* Work item
Your answer must repeat all of the entries word for word, without any images.

Data excerpts:

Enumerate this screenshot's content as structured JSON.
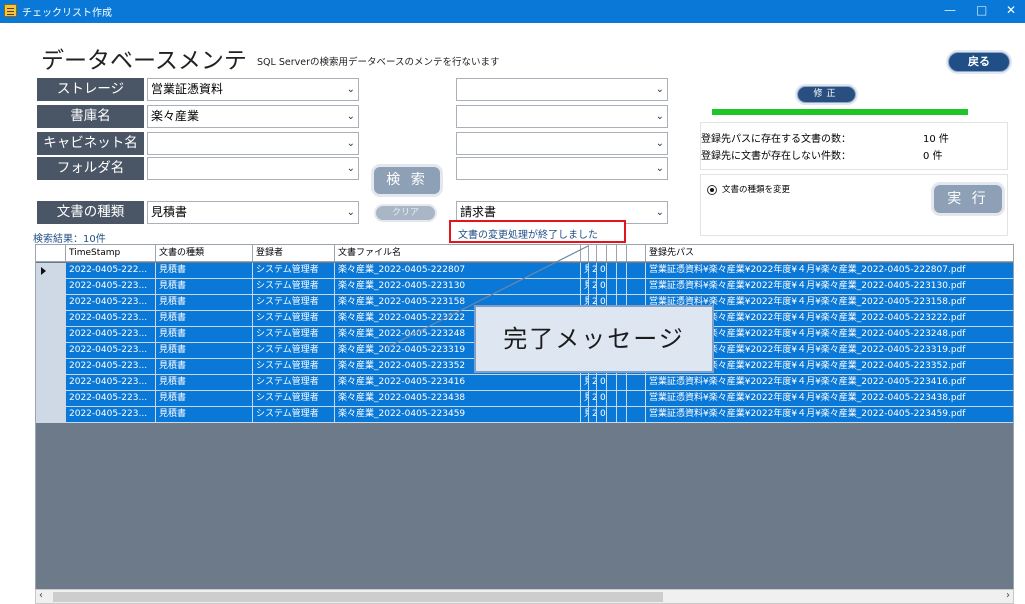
{
  "window": {
    "title": "チェックリスト作成",
    "controls": {
      "minimize": "—",
      "maximize": "□",
      "close": "✕"
    }
  },
  "header": {
    "title": "データベースメンテ",
    "subtitle": "SQL Serverの検索用データベースのメンテを行ないます",
    "back_label": "戻る"
  },
  "filters": {
    "labels": {
      "storage": "ストレージ",
      "library": "書庫名",
      "cabinet": "キャビネット名",
      "folder": "フォルダ名",
      "doc_type": "文書の種類"
    },
    "left": {
      "storage": "営業証憑資料",
      "library": "楽々産業",
      "cabinet": "",
      "folder": "",
      "doc_type": "見積書"
    },
    "right": {
      "storage": "",
      "library": "",
      "cabinet": "",
      "folder": "",
      "doc_type": "請求書"
    },
    "arrow": "⌄"
  },
  "actions": {
    "search_label": "検 索",
    "clear_label": "クリア",
    "fix_label": "修正",
    "execute_label": "実 行"
  },
  "info": {
    "progress": 1.0,
    "exist_label": "登録先パスに存在する文書の数：",
    "exist_count": "10 件",
    "missing_label": "登録先に文書が存在しない件数：",
    "missing_count": "0 件"
  },
  "option": {
    "radio_label": "文書の種類を変更",
    "checked": true
  },
  "status": {
    "result_count": "検索結果：10件",
    "done_message": "文書の変更処理が終了しました"
  },
  "grid": {
    "columns": [
      "TimeStamp",
      "文書の種類",
      "登録者",
      "文書ファイル名",
      "",
      "",
      "",
      "",
      "",
      "登録先パス"
    ],
    "rows": [
      [
        "2022-0405-222...",
        "見積書",
        "システム管理者",
        "楽々産業_2022-0405-222807",
        "見",
        "2",
        "0",
        "営業証憑資料¥楽々産業¥2022年度¥４月¥楽々産業_2022-0405-222807.pdf"
      ],
      [
        "2022-0405-223...",
        "見積書",
        "システム管理者",
        "楽々産業_2022-0405-223130",
        "見",
        "2",
        "0",
        "営業証憑資料¥楽々産業¥2022年度¥４月¥楽々産業_2022-0405-223130.pdf"
      ],
      [
        "2022-0405-223...",
        "見積書",
        "システム管理者",
        "楽々産業_2022-0405-223158",
        "見",
        "2",
        "0",
        "営業証憑資料¥楽々産業¥2022年度¥４月¥楽々産業_2022-0405-223158.pdf"
      ],
      [
        "2022-0405-223...",
        "見積書",
        "システム管理者",
        "楽々産業_2022-0405-223222",
        "見",
        "2",
        "0",
        "営業証憑資料¥楽々産業¥2022年度¥４月¥楽々産業_2022-0405-223222.pdf"
      ],
      [
        "2022-0405-223...",
        "見積書",
        "システム管理者",
        "楽々産業_2022-0405-223248",
        "見",
        "2",
        "0",
        "営業証憑資料¥楽々産業¥2022年度¥４月¥楽々産業_2022-0405-223248.pdf"
      ],
      [
        "2022-0405-223...",
        "見積書",
        "システム管理者",
        "楽々産業_2022-0405-223319",
        "見",
        "2",
        "0",
        "営業証憑資料¥楽々産業¥2022年度¥４月¥楽々産業_2022-0405-223319.pdf"
      ],
      [
        "2022-0405-223...",
        "見積書",
        "システム管理者",
        "楽々産業_2022-0405-223352",
        "見",
        "2",
        "0",
        "営業証憑資料¥楽々産業¥2022年度¥４月¥楽々産業_2022-0405-223352.pdf"
      ],
      [
        "2022-0405-223...",
        "見積書",
        "システム管理者",
        "楽々産業_2022-0405-223416",
        "見",
        "2",
        "0",
        "営業証憑資料¥楽々産業¥2022年度¥４月¥楽々産業_2022-0405-223416.pdf"
      ],
      [
        "2022-0405-223...",
        "見積書",
        "システム管理者",
        "楽々産業_2022-0405-223438",
        "見",
        "2",
        "0",
        "営業証憑資料¥楽々産業¥2022年度¥４月¥楽々産業_2022-0405-223438.pdf"
      ],
      [
        "2022-0405-223...",
        "見積書",
        "システム管理者",
        "楽々産業_2022-0405-223459",
        "見",
        "2",
        "0",
        "営業証憑資料¥楽々産業¥2022年度¥４月¥楽々産業_2022-0405-223459.pdf"
      ]
    ],
    "scroll_left": "‹",
    "scroll_right": "›"
  },
  "annotation": {
    "callout_text": "完了メッセージ"
  },
  "colors": {
    "titlebar": "#0a78d7",
    "row_selected": "#0a78d7",
    "label_bg": "#4a5565",
    "pill_btn": "#1f4f86",
    "progress": "#1ec524",
    "highlight_border": "#e3141b"
  }
}
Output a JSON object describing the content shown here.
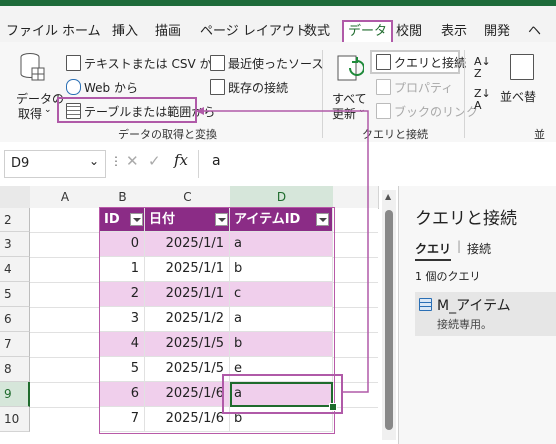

* Expected answer
Enumerate this screenshot's content as structured JSON.
{
  "window": {
    "title": "チェックリスト作成",
    "controls": {
      "minimize": "—",
      "maximize": "□",
      "close": "✕"
    }
  },
  "header": {
    "title": "データベースメンテ",
    "subtitle": "SQL Serverの検索用データベースのメンテを行ないます",
    "back_label": "戻る"
  },
  "filters": {
    "labels": {
      "storage": "ストレージ",
      "library": "書庫名",
      "cabinet": "キャビネット名",
      "folder": "フォルダ名",
      "doc_type": "文書の種類"
    },
    "left": {
      "storage": "営業証憑資料",
      "library": "楽々産業",
      "cabinet": "",
      "folder": "",
      "doc_type": "見積書"
    },
    "right": {
      "storage": "",
      "library": "",
      "cabinet": "",
      "folder": "",
      "doc_type": "請求書"
    },
    "arrow": "⌄"
  },
  "actions": {
    "search_label": "検 索",
    "clear_label": "クリア",
    "fix_label": "修正",
    "execute_label": "実 行"
  },
  "info": {
    "progress": 1.0,
    "exist_label": "登録先パスに存在する文書の数：",
    "exist_count": "10 件",
    "missing_label": "登録先に文書が存在しない件数：",
    "missing_count": "0 件"
  },
  "option": {
    "radio_label": "文書の種類を変更",
    "checked": true
  },
  "status": {
    "result_count": "検索結果：10件",
    "done_message": "文書の変更処理が終了しました"
  },
  "grid": {
    "columns": [
      "TimeStamp",
      "文書の種類",
      "登録者",
      "文書ファイル名",
      "",
      "",
      "",
      "",
      "",
      "登録先パス"
    ],
    "rows": [
      [
        "2022-0405-222...",
        "見積書",
        "システム管理者",
        "楽々産業_2022-0405-222807",
        "見",
        "2",
        "0",
        "営業証憑資料¥楽々産業¥2022年度¥４月¥楽々産業_2022-0405-222807.pdf"
      ],
      [
        "2022-0405-223...",
        "見積書",
        "システム管理者",
        "楽々産業_2022-0405-223130",
        "見",
        "2",
        "0",
        "営業証憑資料¥楽々産業¥2022年度¥４月¥楽々産業_2022-0405-223130.pdf"
      ],
      [
        "2022-0405-223...",
        "見積書",
        "システム管理者",
        "楽々産業_2022-0405-223158",
        "見",
        "2",
        "0",
        "営業証憑資料¥楽々産業¥2022年度¥４月¥楽々産業_2022-0405-223158.pdf"
      ],
      [
        "2022-0405-223...",
        "見積書",
        "システム管理者",
        "楽々産業_2022-0405-223222",
        "見",
        "2",
        "0",
        "営業証憑資料¥楽々産業¥2022年度¥４月¥楽々産業_2022-0405-223222.pdf"
      ],
      [
        "2022-0405-223...",
        "見積書",
        "システム管理者",
        "楽々産業_2022-0405-223248",
        "見",
        "2",
        "0",
        "営業証憑資料¥楽々産業¥2022年度¥４月¥楽々産業_2022-0405-223248.pdf"
      ],
      [
        "2022-0405-223...",
        "見積書",
        "システム管理者",
        "楽々産業_2022-0405-223319",
        "見",
        "2",
        "0",
        "営業証憑資料¥楽々産業¥2022年度¥４月¥楽々産業_2022-0405-223319.pdf"
      ],
      [
        "2022-0405-223...",
        "見積書",
        "システム管理者",
        "楽々産業_2022-0405-223352",
        "見",
        "2",
        "0",
        "営業証憑資料¥楽々産業¥2022年度¥４月¥楽々産業_2022-0405-223352.pdf"
      ],
      [
        "2022-0405-223...",
        "見積書",
        "システム管理者",
        "楽々産業_2022-0405-223416",
        "見",
        "2",
        "0",
        "営業証憑資料¥楽々産業¥2022年度¥４月¥楽々産業_2022-0405-223416.pdf"
      ],
      [
        "2022-0405-223...",
        "見積書",
        "システム管理者",
        "楽々産業_2022-0405-223438",
        "見",
        "2",
        "0",
        "営業証憑資料¥楽々産業¥2022年度¥４月¥楽々産業_2022-0405-223438.pdf"
      ],
      [
        "2022-0405-223...",
        "見積書",
        "システム管理者",
        "楽々産業_2022-0405-223459",
        "見",
        "2",
        "0",
        "営業証憑資料¥楽々産業¥2022年度¥４月¥楽々産業_2022-0405-223459.pdf"
      ]
    ],
    "scroll_left": "‹",
    "scroll_right": "›"
  },
  "annotation": {
    "callout_text": "完了メッセージ"
  },
  "colors": {
    "titlebar": "#0a78d7",
    "row_selected": "#0a78d7",
    "label_bg": "#4a5565",
    "pill_btn": "#1f4f86",
    "progress": "#1ec524",
    "highlight_border": "#e3141b"
  }
}
Output a JSON object describing the content shown here.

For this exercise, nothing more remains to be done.